__Task to carry out__
Every line of the material needs an exact copy, apart from the images.

__Data shown__
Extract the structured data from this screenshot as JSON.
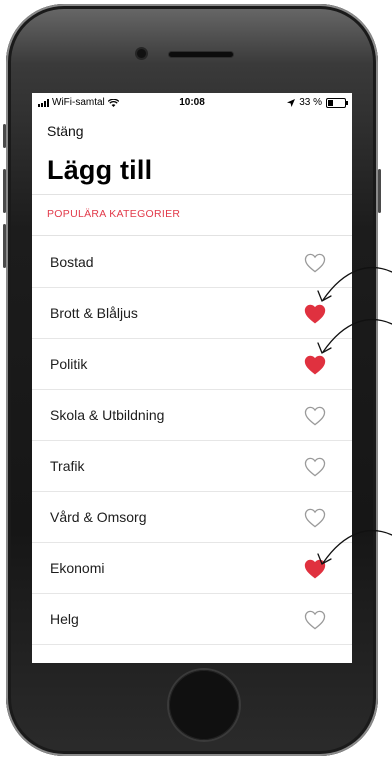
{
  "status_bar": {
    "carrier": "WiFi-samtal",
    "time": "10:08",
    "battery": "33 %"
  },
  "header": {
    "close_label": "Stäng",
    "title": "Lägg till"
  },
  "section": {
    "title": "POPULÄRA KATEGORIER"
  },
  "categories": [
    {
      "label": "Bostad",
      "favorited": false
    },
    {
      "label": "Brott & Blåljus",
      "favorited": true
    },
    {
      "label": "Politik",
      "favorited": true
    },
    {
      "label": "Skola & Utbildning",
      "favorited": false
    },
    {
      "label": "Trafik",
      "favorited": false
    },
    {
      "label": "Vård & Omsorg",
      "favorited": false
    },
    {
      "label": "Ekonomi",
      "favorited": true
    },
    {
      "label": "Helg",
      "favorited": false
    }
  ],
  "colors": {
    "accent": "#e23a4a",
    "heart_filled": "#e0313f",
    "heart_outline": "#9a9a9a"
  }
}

__Solution to the exercise__
Extract the structured data from this screenshot as JSON.
{
  "status_bar": {
    "carrier": "WiFi-samtal",
    "time": "10:08",
    "battery": "33 %"
  },
  "header": {
    "close_label": "Stäng",
    "title": "Lägg till"
  },
  "section": {
    "title": "POPULÄRA KATEGORIER"
  },
  "categories": [
    {
      "label": "Bostad",
      "favorited": false
    },
    {
      "label": "Brott & Blåljus",
      "favorited": true
    },
    {
      "label": "Politik",
      "favorited": true
    },
    {
      "label": "Skola & Utbildning",
      "favorited": false
    },
    {
      "label": "Trafik",
      "favorited": false
    },
    {
      "label": "Vård & Omsorg",
      "favorited": false
    },
    {
      "label": "Ekonomi",
      "favorited": true
    },
    {
      "label": "Helg",
      "favorited": false
    }
  ],
  "colors": {
    "accent": "#e23a4a",
    "heart_filled": "#e0313f",
    "heart_outline": "#9a9a9a"
  }
}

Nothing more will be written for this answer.